TASK DESCRIPTION
Each line with the word "Repository" must appear in the answer, copied from the records.

Dataset items:
• • • • • • •

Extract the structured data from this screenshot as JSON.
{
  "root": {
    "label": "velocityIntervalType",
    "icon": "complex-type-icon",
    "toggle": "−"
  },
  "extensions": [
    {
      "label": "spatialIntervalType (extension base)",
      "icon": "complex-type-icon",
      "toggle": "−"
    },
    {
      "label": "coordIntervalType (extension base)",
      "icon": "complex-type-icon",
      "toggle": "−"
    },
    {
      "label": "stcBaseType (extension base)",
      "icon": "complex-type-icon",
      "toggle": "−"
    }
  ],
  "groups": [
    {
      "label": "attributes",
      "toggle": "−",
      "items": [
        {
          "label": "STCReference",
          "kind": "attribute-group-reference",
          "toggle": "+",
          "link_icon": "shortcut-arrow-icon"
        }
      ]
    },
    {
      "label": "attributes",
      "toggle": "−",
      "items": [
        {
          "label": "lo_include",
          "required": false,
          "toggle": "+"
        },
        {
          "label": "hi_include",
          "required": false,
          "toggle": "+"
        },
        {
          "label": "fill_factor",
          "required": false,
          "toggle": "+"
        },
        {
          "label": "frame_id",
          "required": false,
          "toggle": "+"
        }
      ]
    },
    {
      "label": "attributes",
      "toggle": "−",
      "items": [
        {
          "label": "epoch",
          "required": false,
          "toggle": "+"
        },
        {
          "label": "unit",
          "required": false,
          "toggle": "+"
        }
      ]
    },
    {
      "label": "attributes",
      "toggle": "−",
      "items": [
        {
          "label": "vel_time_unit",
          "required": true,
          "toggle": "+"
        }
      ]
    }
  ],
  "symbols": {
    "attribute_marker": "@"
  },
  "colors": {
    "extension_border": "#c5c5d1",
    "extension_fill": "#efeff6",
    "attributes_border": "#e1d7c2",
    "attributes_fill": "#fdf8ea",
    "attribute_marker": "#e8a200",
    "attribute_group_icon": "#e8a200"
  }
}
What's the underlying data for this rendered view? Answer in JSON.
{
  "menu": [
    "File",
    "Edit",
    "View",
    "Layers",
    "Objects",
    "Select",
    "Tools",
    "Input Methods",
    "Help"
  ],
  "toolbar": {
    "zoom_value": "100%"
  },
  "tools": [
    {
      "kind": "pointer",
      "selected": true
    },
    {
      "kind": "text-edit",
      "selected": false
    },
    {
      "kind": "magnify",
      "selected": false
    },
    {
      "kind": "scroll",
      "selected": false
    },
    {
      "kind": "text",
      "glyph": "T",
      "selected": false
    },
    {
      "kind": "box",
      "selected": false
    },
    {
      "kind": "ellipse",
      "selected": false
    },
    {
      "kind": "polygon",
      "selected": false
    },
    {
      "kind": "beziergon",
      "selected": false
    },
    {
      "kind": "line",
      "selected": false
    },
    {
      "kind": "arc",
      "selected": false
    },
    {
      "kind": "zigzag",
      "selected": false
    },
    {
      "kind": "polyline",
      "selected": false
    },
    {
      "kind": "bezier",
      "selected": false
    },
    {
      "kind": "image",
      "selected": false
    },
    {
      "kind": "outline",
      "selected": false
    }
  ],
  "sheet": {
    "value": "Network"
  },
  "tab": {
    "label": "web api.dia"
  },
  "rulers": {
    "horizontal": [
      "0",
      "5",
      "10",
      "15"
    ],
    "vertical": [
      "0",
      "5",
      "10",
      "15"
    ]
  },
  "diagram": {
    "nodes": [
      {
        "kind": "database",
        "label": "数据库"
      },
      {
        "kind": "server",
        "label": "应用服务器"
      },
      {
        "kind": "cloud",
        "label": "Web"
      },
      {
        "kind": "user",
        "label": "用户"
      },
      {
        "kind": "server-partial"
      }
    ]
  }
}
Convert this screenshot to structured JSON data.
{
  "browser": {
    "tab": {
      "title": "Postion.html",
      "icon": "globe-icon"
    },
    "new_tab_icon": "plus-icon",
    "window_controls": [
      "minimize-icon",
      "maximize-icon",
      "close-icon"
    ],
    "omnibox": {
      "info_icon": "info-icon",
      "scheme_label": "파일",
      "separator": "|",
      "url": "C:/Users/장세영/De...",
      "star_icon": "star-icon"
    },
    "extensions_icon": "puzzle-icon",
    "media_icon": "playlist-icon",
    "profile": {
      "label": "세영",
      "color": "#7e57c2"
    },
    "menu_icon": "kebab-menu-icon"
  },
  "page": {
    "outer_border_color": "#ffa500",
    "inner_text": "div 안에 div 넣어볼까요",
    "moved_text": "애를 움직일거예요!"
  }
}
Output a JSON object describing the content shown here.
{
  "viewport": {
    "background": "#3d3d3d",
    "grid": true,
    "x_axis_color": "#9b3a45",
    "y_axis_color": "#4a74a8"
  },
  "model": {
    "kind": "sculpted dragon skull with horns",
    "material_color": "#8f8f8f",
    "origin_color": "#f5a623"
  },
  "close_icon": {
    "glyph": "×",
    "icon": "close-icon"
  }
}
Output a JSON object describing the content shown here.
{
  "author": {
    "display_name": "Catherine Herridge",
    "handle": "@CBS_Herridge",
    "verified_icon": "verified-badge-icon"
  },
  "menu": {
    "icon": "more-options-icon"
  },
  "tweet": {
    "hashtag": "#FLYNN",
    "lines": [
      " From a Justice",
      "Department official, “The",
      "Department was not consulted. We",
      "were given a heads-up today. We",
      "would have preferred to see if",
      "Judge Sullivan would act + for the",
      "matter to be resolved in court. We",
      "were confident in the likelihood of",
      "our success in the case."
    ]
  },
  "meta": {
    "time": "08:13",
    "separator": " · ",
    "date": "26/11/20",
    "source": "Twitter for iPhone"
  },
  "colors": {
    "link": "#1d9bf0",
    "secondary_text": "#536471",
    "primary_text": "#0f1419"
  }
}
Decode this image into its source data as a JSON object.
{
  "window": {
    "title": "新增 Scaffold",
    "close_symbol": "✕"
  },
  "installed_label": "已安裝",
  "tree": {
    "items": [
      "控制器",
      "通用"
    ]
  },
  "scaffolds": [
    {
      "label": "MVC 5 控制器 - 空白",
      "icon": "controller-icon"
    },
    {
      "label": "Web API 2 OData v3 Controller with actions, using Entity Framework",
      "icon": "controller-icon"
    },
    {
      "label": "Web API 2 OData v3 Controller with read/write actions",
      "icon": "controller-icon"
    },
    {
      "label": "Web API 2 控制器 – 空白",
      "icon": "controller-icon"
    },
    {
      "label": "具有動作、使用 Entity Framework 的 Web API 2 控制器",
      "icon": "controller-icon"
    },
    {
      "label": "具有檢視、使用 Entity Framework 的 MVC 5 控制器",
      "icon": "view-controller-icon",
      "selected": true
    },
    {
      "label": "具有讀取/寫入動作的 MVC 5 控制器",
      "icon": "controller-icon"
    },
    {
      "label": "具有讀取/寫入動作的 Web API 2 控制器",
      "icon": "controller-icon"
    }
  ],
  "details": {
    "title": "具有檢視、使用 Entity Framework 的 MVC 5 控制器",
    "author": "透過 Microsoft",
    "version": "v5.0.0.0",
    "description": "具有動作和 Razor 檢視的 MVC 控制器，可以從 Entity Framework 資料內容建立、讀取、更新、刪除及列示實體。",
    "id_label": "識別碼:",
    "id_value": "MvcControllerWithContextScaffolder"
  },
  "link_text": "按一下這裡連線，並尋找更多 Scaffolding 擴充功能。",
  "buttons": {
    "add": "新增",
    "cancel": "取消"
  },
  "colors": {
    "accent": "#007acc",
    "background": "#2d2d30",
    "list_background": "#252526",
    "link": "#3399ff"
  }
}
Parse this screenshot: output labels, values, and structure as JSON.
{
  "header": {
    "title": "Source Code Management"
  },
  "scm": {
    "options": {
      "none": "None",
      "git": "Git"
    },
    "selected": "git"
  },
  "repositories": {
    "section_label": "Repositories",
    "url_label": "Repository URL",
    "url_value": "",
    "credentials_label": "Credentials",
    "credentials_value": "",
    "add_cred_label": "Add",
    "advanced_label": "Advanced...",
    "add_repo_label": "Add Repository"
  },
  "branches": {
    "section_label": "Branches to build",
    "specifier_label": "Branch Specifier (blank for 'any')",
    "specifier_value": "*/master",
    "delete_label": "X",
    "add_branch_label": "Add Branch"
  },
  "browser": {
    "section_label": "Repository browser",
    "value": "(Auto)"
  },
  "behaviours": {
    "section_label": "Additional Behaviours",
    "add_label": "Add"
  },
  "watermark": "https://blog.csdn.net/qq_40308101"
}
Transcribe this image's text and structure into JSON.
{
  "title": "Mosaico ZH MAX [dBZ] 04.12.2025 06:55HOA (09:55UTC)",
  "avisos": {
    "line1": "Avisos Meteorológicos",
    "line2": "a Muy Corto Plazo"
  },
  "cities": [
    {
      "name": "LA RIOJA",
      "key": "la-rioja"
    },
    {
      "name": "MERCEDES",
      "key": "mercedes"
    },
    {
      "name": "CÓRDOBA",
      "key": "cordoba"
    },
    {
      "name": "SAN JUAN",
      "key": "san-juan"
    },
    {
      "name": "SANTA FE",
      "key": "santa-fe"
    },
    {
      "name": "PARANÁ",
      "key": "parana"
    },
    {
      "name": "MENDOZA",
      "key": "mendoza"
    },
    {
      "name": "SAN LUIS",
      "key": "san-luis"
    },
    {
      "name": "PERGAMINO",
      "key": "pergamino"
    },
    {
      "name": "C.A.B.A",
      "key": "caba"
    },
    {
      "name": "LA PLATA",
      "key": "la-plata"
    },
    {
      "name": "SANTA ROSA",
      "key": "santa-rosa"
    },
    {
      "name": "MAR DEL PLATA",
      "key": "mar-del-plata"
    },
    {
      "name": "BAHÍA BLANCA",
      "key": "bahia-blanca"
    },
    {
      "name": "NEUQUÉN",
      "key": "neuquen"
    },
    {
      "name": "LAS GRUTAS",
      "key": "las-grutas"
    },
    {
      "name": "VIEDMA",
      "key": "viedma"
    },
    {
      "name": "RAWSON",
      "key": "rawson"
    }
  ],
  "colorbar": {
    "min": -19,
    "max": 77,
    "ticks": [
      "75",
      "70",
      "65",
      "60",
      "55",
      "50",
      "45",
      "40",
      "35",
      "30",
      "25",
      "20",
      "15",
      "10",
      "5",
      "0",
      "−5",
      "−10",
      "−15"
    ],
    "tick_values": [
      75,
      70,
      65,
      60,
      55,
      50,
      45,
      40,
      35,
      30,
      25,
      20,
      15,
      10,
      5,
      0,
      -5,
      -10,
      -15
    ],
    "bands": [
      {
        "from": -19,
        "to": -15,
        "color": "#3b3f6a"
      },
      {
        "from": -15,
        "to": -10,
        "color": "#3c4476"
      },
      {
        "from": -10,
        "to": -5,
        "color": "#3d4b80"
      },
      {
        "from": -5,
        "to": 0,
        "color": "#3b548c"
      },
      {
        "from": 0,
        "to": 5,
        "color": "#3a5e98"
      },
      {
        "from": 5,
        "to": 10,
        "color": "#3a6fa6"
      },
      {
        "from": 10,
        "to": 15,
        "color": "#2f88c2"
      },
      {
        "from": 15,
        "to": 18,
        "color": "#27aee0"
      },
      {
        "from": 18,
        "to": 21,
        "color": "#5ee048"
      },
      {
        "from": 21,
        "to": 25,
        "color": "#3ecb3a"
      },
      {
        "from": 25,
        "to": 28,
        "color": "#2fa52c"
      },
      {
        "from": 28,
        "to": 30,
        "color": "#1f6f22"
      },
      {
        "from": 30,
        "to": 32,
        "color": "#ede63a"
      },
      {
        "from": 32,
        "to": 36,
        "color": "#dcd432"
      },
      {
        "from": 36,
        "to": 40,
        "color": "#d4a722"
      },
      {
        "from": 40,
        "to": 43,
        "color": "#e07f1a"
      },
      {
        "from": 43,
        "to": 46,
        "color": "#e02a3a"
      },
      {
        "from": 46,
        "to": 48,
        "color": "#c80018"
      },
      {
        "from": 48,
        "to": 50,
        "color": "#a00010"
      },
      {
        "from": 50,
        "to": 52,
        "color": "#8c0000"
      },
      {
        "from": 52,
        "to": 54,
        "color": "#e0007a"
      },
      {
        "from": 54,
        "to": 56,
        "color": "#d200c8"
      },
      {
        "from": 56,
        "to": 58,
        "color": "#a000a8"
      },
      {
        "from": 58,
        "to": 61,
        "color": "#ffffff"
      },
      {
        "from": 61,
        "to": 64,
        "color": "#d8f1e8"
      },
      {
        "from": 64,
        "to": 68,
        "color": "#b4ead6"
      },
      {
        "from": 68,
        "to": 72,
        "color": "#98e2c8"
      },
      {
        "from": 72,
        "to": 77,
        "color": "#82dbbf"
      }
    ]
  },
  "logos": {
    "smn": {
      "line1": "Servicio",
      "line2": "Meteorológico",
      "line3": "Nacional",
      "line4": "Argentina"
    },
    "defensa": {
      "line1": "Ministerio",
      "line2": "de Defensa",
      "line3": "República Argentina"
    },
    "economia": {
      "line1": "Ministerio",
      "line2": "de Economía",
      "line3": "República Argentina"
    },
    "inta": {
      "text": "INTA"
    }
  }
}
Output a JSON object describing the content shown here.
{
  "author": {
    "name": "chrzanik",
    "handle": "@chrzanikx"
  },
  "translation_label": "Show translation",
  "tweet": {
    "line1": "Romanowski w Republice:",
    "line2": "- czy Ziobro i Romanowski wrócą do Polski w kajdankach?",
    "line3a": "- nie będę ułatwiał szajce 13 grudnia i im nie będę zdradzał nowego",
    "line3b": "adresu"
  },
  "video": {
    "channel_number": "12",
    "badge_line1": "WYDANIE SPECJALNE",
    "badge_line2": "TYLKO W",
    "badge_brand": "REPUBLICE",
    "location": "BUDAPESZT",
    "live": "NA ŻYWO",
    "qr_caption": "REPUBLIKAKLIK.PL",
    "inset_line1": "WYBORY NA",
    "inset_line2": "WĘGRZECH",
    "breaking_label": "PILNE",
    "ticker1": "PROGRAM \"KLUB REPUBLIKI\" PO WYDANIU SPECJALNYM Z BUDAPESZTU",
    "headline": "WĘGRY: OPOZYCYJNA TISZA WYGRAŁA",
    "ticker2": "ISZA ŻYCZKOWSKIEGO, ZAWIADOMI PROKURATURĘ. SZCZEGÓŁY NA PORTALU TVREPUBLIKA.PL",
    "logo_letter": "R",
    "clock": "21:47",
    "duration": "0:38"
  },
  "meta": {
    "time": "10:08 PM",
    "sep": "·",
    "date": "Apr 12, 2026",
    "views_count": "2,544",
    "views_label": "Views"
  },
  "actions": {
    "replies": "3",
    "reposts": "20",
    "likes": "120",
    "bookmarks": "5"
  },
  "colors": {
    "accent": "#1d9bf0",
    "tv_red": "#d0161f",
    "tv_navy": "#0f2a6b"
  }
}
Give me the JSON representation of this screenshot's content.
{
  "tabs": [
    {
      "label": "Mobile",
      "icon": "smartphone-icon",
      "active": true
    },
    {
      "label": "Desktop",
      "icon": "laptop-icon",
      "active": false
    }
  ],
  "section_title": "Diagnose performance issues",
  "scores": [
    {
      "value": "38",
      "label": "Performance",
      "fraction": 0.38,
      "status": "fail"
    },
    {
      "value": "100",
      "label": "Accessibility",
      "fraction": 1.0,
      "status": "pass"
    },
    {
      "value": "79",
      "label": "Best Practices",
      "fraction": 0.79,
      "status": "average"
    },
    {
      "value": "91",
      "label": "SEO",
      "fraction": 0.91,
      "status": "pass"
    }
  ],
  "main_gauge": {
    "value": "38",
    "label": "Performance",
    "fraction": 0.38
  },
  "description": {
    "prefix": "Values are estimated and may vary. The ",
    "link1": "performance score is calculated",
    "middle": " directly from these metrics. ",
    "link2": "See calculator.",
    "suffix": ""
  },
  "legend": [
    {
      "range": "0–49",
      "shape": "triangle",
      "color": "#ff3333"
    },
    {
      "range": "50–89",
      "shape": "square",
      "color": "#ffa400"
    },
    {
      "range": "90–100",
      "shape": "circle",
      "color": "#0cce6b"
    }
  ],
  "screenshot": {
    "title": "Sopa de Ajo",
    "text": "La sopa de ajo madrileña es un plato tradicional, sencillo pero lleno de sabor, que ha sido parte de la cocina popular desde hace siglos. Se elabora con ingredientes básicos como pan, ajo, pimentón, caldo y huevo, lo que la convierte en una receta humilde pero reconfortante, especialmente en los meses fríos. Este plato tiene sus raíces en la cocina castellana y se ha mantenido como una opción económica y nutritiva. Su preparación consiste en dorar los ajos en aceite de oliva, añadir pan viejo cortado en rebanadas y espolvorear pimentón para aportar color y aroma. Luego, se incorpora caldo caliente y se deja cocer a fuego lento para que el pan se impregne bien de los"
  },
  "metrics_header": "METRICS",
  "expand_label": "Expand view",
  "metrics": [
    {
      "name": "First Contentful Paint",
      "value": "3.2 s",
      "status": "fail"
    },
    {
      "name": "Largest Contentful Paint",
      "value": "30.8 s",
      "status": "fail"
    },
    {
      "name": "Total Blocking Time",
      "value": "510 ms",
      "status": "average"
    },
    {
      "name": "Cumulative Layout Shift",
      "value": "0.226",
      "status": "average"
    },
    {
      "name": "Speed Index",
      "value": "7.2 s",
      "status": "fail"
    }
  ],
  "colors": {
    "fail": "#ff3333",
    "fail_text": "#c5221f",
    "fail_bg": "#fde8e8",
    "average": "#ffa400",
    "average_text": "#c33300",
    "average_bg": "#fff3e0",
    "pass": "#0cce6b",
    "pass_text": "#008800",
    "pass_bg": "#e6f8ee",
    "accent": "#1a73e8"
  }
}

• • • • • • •

EXERCISE SOLUTION
    "url_label": "Repository URL",
    "add_repo_label": "Add Repository"
    "section_label": "Repository browser",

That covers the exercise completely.